■ Input data:
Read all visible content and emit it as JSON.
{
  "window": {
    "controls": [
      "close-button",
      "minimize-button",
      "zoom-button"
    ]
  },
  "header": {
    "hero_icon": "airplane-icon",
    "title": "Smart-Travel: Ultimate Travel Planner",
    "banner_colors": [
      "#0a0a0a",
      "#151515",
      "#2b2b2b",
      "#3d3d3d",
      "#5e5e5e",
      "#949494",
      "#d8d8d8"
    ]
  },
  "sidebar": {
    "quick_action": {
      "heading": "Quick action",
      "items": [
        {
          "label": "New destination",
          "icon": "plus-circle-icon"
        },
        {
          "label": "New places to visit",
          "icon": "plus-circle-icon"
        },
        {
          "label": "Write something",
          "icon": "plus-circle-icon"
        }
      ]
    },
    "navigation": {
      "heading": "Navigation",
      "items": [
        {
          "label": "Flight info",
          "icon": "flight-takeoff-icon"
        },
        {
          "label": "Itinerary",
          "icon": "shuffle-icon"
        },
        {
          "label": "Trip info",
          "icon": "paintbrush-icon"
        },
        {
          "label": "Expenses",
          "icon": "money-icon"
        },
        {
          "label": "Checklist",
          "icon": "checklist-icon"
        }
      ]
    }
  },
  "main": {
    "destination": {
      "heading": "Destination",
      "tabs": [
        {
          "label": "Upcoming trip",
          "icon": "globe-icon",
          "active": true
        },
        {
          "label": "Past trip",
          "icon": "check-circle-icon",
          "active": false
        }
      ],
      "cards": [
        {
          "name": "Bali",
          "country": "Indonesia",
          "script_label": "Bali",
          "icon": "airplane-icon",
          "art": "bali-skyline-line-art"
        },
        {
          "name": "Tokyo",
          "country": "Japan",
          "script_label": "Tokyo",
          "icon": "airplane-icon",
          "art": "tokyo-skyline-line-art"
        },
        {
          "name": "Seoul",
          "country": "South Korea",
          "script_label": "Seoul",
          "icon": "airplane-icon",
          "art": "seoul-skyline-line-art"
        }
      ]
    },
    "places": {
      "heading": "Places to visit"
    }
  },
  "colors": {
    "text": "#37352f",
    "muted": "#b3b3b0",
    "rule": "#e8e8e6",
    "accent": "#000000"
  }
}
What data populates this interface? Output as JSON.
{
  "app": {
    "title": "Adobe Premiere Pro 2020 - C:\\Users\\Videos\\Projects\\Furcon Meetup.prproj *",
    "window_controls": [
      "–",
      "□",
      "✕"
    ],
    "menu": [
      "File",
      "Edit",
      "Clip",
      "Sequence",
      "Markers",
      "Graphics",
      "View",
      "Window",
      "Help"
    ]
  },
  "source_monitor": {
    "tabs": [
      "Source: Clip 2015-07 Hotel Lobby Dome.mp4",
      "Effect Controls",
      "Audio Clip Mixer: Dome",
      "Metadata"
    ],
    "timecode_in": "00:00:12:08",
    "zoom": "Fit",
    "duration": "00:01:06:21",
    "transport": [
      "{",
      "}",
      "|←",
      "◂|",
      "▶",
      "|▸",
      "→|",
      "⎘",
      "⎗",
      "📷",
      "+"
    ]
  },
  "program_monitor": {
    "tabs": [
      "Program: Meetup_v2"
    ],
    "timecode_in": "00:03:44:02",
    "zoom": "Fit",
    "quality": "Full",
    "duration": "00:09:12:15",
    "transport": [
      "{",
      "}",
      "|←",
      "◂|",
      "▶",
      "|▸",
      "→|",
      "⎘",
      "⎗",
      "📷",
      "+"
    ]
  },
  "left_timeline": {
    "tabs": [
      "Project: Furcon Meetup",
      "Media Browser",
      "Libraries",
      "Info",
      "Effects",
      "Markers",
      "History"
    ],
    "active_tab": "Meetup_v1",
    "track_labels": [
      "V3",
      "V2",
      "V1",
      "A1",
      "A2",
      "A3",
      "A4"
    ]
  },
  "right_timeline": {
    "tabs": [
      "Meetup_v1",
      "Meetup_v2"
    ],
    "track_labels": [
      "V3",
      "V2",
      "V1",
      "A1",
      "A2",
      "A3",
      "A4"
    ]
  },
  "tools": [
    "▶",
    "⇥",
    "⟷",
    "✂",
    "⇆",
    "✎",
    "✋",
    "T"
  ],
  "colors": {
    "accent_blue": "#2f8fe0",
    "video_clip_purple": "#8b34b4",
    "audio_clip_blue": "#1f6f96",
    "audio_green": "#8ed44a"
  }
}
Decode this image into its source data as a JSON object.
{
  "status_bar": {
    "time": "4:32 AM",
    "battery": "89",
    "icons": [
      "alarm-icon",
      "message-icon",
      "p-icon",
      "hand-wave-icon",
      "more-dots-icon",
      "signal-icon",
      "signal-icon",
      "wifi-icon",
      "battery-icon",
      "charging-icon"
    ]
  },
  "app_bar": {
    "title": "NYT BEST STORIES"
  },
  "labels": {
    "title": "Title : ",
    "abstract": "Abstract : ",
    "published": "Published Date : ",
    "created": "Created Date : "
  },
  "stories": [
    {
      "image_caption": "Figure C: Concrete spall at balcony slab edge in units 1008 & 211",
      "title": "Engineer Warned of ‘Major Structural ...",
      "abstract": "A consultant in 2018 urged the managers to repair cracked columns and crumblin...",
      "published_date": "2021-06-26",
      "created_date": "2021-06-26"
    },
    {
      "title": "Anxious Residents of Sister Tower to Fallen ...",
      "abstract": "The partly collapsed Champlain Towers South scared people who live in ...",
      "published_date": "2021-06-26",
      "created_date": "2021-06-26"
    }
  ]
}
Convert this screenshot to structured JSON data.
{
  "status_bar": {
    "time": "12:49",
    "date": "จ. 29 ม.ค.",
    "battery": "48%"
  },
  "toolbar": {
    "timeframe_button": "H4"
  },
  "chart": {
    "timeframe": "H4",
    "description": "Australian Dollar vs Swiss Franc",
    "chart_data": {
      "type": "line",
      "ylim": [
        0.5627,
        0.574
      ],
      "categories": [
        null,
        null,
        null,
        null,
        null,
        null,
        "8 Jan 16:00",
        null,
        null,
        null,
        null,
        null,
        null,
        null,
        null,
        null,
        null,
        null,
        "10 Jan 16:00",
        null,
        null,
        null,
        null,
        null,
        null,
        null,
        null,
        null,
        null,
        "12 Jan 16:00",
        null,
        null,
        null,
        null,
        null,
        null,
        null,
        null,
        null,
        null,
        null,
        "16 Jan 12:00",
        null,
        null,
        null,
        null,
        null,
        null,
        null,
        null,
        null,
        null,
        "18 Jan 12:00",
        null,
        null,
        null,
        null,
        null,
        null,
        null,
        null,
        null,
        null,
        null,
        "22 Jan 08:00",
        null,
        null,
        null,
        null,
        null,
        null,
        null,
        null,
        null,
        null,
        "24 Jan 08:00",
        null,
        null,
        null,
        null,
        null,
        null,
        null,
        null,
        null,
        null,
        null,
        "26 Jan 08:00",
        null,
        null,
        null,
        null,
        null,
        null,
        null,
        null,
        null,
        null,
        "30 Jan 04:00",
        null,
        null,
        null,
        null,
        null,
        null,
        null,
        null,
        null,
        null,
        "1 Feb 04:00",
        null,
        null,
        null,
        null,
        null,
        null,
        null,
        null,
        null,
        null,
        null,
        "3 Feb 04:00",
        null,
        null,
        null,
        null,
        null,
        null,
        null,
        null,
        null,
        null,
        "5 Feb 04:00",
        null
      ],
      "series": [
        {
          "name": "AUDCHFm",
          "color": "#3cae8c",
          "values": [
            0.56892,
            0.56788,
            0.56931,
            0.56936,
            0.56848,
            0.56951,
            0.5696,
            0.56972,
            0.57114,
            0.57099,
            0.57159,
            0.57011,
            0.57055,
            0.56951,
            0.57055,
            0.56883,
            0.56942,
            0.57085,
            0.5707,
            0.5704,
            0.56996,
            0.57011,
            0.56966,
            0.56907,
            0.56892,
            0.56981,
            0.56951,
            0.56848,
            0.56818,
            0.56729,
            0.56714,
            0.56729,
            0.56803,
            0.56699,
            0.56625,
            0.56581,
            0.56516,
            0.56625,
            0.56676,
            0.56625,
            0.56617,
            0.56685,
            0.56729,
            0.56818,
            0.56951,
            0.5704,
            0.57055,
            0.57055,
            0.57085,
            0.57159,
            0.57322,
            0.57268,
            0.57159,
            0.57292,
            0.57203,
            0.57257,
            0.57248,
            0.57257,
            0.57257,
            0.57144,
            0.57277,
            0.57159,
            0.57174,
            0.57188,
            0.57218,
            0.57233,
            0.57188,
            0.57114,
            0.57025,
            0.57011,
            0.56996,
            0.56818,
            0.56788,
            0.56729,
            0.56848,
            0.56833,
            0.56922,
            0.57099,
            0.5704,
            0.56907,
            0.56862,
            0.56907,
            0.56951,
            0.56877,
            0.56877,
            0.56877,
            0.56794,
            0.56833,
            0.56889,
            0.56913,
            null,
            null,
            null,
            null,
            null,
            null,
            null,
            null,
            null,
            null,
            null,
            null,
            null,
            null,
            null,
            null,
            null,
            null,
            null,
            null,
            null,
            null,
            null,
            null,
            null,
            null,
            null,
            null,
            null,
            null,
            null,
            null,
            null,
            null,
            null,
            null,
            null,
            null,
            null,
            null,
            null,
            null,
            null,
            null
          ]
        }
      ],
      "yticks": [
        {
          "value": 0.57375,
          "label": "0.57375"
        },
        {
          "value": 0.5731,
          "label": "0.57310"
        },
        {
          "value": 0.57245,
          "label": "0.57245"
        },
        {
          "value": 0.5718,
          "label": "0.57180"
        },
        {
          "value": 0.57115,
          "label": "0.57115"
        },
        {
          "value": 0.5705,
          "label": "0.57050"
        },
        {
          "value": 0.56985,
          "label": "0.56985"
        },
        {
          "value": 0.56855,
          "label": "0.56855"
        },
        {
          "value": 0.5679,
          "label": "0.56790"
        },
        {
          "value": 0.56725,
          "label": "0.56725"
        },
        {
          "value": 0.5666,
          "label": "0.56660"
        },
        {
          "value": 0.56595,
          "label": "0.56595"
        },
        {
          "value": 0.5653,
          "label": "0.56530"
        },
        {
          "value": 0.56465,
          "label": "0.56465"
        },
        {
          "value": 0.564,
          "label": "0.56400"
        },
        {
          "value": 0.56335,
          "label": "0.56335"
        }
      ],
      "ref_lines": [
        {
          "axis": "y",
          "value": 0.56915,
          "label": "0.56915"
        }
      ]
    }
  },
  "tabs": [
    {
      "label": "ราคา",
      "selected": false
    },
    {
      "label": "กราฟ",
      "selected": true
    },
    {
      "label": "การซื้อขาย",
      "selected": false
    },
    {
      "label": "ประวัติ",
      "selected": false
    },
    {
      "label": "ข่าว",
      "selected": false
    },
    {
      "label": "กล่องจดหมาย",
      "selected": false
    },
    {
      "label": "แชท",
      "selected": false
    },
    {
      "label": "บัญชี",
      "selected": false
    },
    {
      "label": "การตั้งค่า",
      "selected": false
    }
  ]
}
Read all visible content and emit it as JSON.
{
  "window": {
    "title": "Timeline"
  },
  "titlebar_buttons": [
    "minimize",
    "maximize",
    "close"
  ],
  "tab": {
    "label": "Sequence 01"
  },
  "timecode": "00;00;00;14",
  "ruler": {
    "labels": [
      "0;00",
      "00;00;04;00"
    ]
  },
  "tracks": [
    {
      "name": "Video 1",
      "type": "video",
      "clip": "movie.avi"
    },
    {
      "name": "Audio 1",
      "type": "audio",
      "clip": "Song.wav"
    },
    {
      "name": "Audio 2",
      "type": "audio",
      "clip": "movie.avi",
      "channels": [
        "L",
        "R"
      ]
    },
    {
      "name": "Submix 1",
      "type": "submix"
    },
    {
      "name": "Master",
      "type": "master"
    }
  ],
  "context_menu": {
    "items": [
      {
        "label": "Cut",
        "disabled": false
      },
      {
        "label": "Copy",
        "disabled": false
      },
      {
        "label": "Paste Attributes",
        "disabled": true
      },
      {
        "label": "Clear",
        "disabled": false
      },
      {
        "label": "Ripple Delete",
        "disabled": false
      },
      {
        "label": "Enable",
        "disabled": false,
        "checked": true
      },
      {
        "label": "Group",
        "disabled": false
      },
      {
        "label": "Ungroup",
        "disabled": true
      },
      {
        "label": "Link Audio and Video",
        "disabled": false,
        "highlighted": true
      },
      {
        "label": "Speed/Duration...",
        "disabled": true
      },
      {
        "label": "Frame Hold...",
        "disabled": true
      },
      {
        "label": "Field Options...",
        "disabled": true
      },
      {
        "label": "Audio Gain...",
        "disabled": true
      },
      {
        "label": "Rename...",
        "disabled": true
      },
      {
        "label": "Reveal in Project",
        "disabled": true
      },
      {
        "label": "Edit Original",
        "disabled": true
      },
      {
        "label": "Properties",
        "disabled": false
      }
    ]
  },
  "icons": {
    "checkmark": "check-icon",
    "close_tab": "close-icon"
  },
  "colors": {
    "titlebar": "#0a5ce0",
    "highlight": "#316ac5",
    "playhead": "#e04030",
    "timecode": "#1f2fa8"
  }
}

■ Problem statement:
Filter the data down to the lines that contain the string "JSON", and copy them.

■ Solved problem:
Read all visible content and emit it as JSON.
What data populates this interface? Output as JSON.
Decode this image into its source data as a JSON object.
Convert this screenshot to structured JSON data.
Read all visible content and emit it as JSON.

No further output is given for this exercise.